• Assignment: Whenever a line below includes the string "JSON", show it.
--*--
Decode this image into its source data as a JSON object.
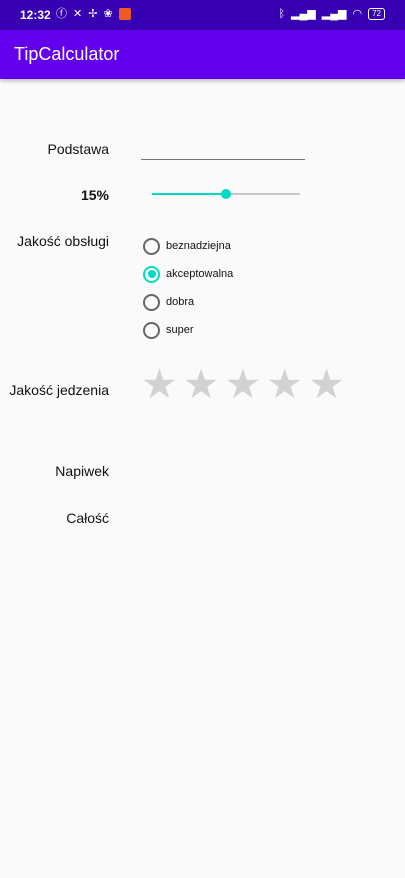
{
  "status_bar": {
    "time": "12:32",
    "battery": "72",
    "left_icons": [
      "facebook-icon",
      "x-icon",
      "pinwheel-icon",
      "app-icon",
      "orange-app-icon"
    ],
    "right_icons": [
      "bluetooth-icon",
      "signal-icon",
      "signal-icon",
      "wifi-icon",
      "battery-icon"
    ]
  },
  "app_bar": {
    "title": "TipCalculator",
    "color": "#6200ee",
    "status_color": "#3700b3"
  },
  "form": {
    "base": {
      "label": "Podstawa",
      "value": ""
    },
    "percent": {
      "label": "15%",
      "value": 15,
      "fraction": 0.5
    },
    "service": {
      "label": "Jakość obsługi",
      "options": [
        "beznadziejna",
        "akceptowalna",
        "dobra",
        "super"
      ],
      "selected_index": 1
    },
    "food": {
      "label": "Jakość jedzenia",
      "stars_total": 5,
      "stars_filled": 0
    },
    "tip": {
      "label": "Napiwek"
    },
    "total": {
      "label": "Całość"
    }
  },
  "accent_color": "#03dac5"
}
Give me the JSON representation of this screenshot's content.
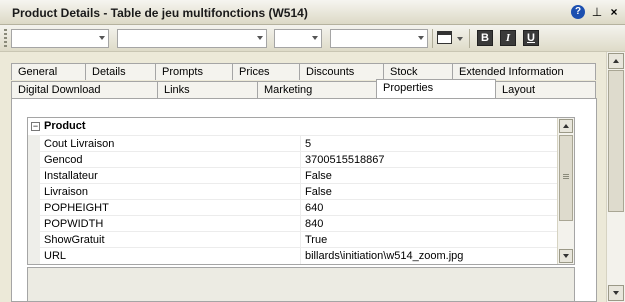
{
  "window": {
    "title": "Product Details - Table de jeu multifonctions (W514)",
    "help_glyph": "?",
    "pin_glyph": "⊥",
    "close_glyph": "×"
  },
  "toolbar": {
    "bold_label": "B",
    "italic_label": "I",
    "underline_label": "U"
  },
  "tabs_top": [
    "General",
    "Details",
    "Prompts",
    "Prices",
    "Discounts",
    "Stock",
    "Extended Information"
  ],
  "tabs_bottom": [
    "Digital Download",
    "Links",
    "Marketing",
    "Properties",
    "Layout"
  ],
  "active_tab": "Properties",
  "property_grid": {
    "group_label": "Product",
    "expand_glyph": "−",
    "rows": [
      {
        "name": "Cout Livraison",
        "value": "5"
      },
      {
        "name": "Gencod",
        "value": "3700515518867"
      },
      {
        "name": "Installateur",
        "value": "False"
      },
      {
        "name": "Livraison",
        "value": "False"
      },
      {
        "name": "POPHEIGHT",
        "value": "640"
      },
      {
        "name": "POPWIDTH",
        "value": "840"
      },
      {
        "name": "ShowGratuit",
        "value": "True"
      },
      {
        "name": "URL",
        "value": "billards\\initiation\\w514_zoom.jpg"
      }
    ]
  },
  "colors": {
    "window_bg": "#ece9d8",
    "help_blue": "#1c4fb0"
  }
}
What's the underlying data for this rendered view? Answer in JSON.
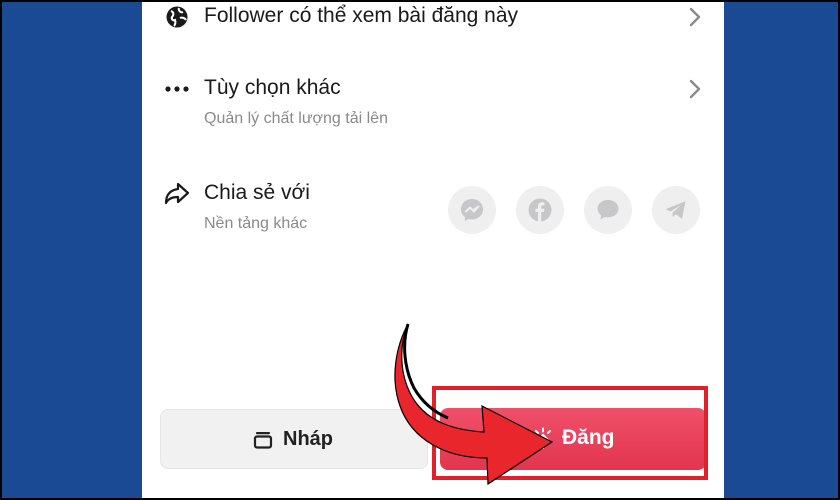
{
  "rows": {
    "follower": {
      "title": "Follower có thể xem bài đăng này",
      "icon": "globe-icon"
    },
    "more_options": {
      "title": "Tùy chọn khác",
      "subtitle": "Quản lý chất lượng tải lên",
      "icon": "more-dots-icon"
    },
    "share": {
      "title": "Chia sẻ với",
      "subtitle": "Nền tảng khác",
      "icon": "share-icon"
    }
  },
  "share_targets": [
    {
      "name": "messenger",
      "icon": "messenger-icon"
    },
    {
      "name": "facebook",
      "icon": "facebook-icon"
    },
    {
      "name": "message",
      "icon": "chat-bubble-icon"
    },
    {
      "name": "telegram",
      "icon": "telegram-icon"
    }
  ],
  "buttons": {
    "draft_label": "Nháp",
    "post_label": "Đăng"
  },
  "colors": {
    "side_panel": "#1b4a94",
    "post_button": "#e83e58",
    "highlight": "#e0212a",
    "arrow": "#e8262c"
  }
}
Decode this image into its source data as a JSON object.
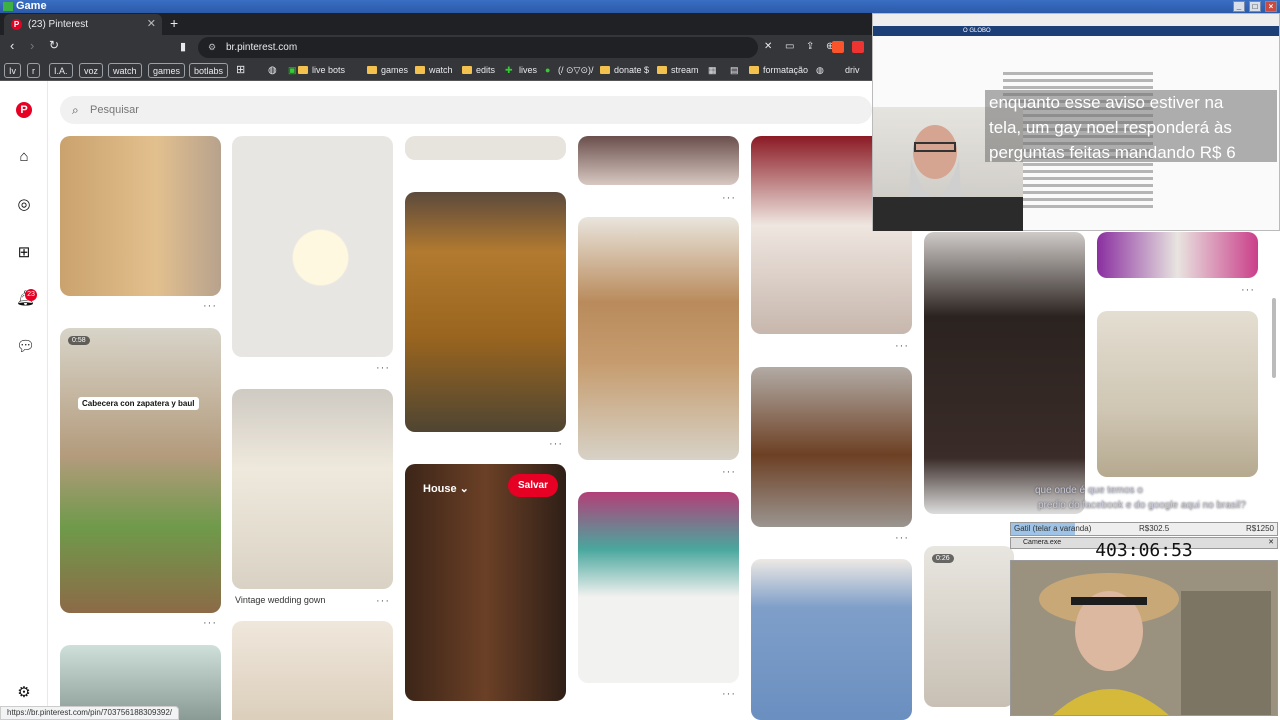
{
  "os": {
    "title": "Game"
  },
  "tab": {
    "title": "(23) Pinterest"
  },
  "url": "br.pinterest.com",
  "bookmarks": [
    "Iv",
    "r",
    "I.A.",
    "voz",
    "watch",
    "games",
    "botlabs",
    "live bots",
    "games",
    "watch",
    "edits",
    "lives",
    "(/ ⊙▽⊙)/",
    "donate $",
    "stream",
    "formatação",
    "driv"
  ],
  "search": {
    "placeholder": "Pesquisar"
  },
  "notifications": {
    "count": "23"
  },
  "pins": {
    "video1": {
      "duration": "0:58",
      "label": "Cabecera con zapatera y baul"
    },
    "wedding": {
      "caption": "Vintage wedding gown"
    },
    "house": {
      "board": "House",
      "save": "Salvar"
    },
    "video2": {
      "duration": "0:26"
    }
  },
  "overlay": {
    "site_header": "O GLOBO",
    "notice_lines": [
      "enquanto esse aviso estiver na",
      "tela, um gay noel responderá às",
      "perguntas feitas mandando R$ 6"
    ],
    "chat1": "que onde é que temos o",
    "chat2": "predio do facebook e do google aqui no brasil?",
    "goal_label": "Gatil (telar a varanda)",
    "goal_current": "R$302.5",
    "goal_target": "R$1250",
    "goal_progress": 0.24,
    "cam_title": "Camera.exe",
    "timer": "403:06:53"
  },
  "status": {
    "link": "https://br.pinterest.com/pin/703756188309392/"
  }
}
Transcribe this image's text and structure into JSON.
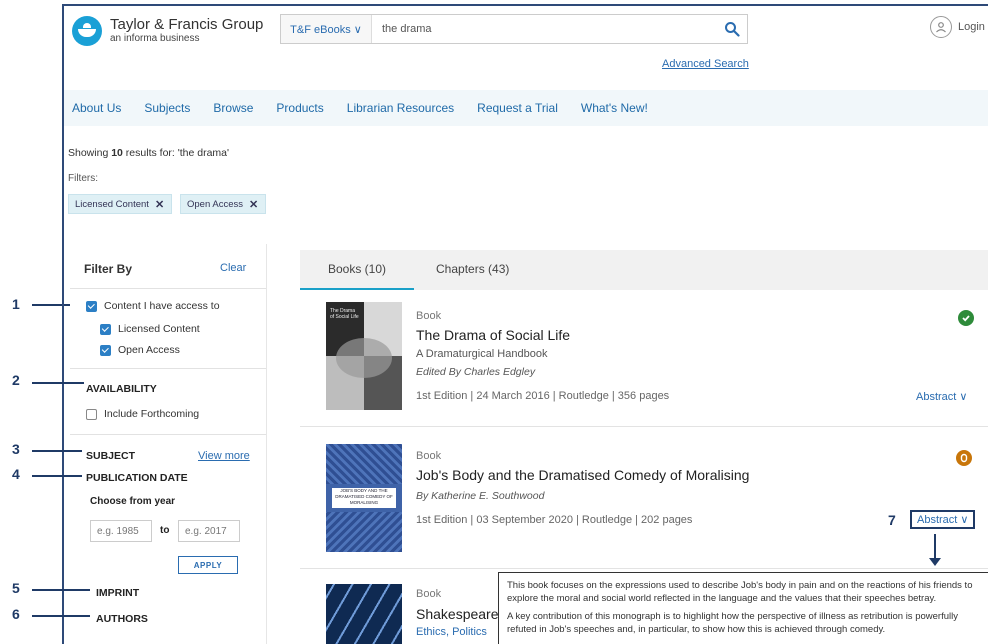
{
  "header": {
    "logo_title": "Taylor & Francis Group",
    "logo_sub": "an informa business",
    "search_scope": "T&F eBooks ∨",
    "search_value": "the drama",
    "advanced_search": "Advanced Search",
    "login": "Login"
  },
  "nav": [
    "About Us",
    "Subjects",
    "Browse",
    "Products",
    "Librarian Resources",
    "Request a Trial",
    "What's New!"
  ],
  "results_summary": {
    "prefix": "Showing ",
    "count": "10",
    "suffix": " results for: 'the drama'"
  },
  "filters_label": "Filters:",
  "chips": [
    {
      "label": "Licensed Content",
      "x": "✕"
    },
    {
      "label": "Open Access",
      "x": "✕"
    }
  ],
  "sidebar": {
    "title": "Filter By",
    "clear": "Clear",
    "content_access": "Content I have access to",
    "licensed": "Licensed Content",
    "open_access": "Open Access",
    "availability": "AVAILABILITY",
    "include_forthcoming": "Include Forthcoming",
    "subject": "SUBJECT",
    "view_more": "View more",
    "pub_date": "PUBLICATION DATE",
    "choose_year": "Choose from year",
    "from_placeholder": "e.g. 1985",
    "to": "to",
    "to_placeholder": "e.g. 2017",
    "apply": "APPLY",
    "imprint": "IMPRINT",
    "authors": "AUTHORS"
  },
  "tabs": [
    {
      "label": "Books (10)",
      "active": true
    },
    {
      "label": "Chapters (43)",
      "active": false
    }
  ],
  "results": [
    {
      "type": "Book",
      "title": "The Drama of Social Life",
      "subtitle": "A Dramaturgical Handbook",
      "author": "Edited By Charles Edgley",
      "meta": "1st Edition | 24 March 2016 | Routledge | 356 pages",
      "abstract": "Abstract ∨",
      "status_color": "#2e8b3a",
      "cover_text": "The Drama of Social Life"
    },
    {
      "type": "Book",
      "title": "Job's Body and the Dramatised Comedy of Moralising",
      "author": "By Katherine E. Southwood",
      "meta": "1st Edition | 03 September 2020 | Routledge | 202 pages",
      "abstract": "Abstract ∨",
      "status_color": "#c8760a",
      "cover_text": "JOB'S BODY AND THE DRAMATISED COMEDY OF MORALISING"
    },
    {
      "type": "Book",
      "title": "Shakespeare",
      "subtitle": "Ethics, Politics"
    }
  ],
  "abstract_popup": {
    "p1": "This book focuses on the expressions used to describe Job's body in pain and on the reactions of his friends to explore the moral and social world reflected in the language and the values that their speeches betray.",
    "p2": "A key contribution of this monograph is to highlight how the perspective of illness as retribution is powerfully refuted in Job's speeches and, in particular, to show how this is achieved through comedy."
  },
  "annotations": [
    "1",
    "2",
    "3",
    "4",
    "5",
    "6",
    "7"
  ]
}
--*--
• Expected answer:
Decode this image into its source data as a JSON object.
Give me the JSON representation of this screenshot's content.
What's the underlying data for this rendered view? Answer in JSON.
Decode this image into its source data as a JSON object.
Transcribe this image's text and structure into JSON.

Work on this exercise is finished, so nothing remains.